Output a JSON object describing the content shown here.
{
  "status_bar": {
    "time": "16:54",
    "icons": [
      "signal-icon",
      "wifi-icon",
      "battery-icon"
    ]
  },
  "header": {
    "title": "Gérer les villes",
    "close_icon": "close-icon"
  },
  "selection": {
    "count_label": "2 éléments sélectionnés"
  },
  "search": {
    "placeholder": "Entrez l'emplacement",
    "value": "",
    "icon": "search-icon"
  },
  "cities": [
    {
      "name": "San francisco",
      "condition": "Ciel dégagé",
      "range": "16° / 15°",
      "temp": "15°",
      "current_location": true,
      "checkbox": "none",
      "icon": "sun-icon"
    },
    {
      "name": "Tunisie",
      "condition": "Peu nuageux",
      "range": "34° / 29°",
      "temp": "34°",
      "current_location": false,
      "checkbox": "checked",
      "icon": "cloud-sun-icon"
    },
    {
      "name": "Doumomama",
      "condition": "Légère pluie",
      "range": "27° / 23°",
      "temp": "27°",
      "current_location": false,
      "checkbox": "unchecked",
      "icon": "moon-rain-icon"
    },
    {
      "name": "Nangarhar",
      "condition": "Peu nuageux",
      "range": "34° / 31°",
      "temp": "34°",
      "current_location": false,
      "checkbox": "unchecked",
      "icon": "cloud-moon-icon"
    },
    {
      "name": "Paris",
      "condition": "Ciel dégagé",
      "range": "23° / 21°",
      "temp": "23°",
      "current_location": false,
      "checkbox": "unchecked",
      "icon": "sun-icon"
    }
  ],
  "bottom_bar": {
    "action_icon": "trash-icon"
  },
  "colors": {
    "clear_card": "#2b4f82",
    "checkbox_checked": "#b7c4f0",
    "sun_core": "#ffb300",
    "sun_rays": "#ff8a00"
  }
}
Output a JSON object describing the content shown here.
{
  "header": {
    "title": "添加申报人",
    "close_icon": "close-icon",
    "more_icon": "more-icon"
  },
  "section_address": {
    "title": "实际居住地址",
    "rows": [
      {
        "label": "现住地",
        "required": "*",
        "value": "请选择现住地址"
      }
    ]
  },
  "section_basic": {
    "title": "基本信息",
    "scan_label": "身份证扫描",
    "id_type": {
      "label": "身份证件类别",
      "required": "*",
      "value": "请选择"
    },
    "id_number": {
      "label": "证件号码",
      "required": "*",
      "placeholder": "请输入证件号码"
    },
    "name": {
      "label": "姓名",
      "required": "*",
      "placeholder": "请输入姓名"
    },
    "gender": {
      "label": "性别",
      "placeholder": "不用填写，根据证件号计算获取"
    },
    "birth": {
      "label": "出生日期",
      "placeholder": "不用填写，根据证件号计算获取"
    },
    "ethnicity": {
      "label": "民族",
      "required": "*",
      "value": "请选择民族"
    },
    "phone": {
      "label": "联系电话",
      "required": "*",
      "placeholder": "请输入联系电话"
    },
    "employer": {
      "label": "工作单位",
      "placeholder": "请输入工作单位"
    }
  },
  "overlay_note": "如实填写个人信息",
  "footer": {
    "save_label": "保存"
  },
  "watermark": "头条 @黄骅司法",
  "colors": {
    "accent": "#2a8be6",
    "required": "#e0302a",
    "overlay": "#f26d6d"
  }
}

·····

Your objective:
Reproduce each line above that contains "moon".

Result of this task:
      "icon": "moon-rain-icon"
      "icon": "cloud-moon-icon"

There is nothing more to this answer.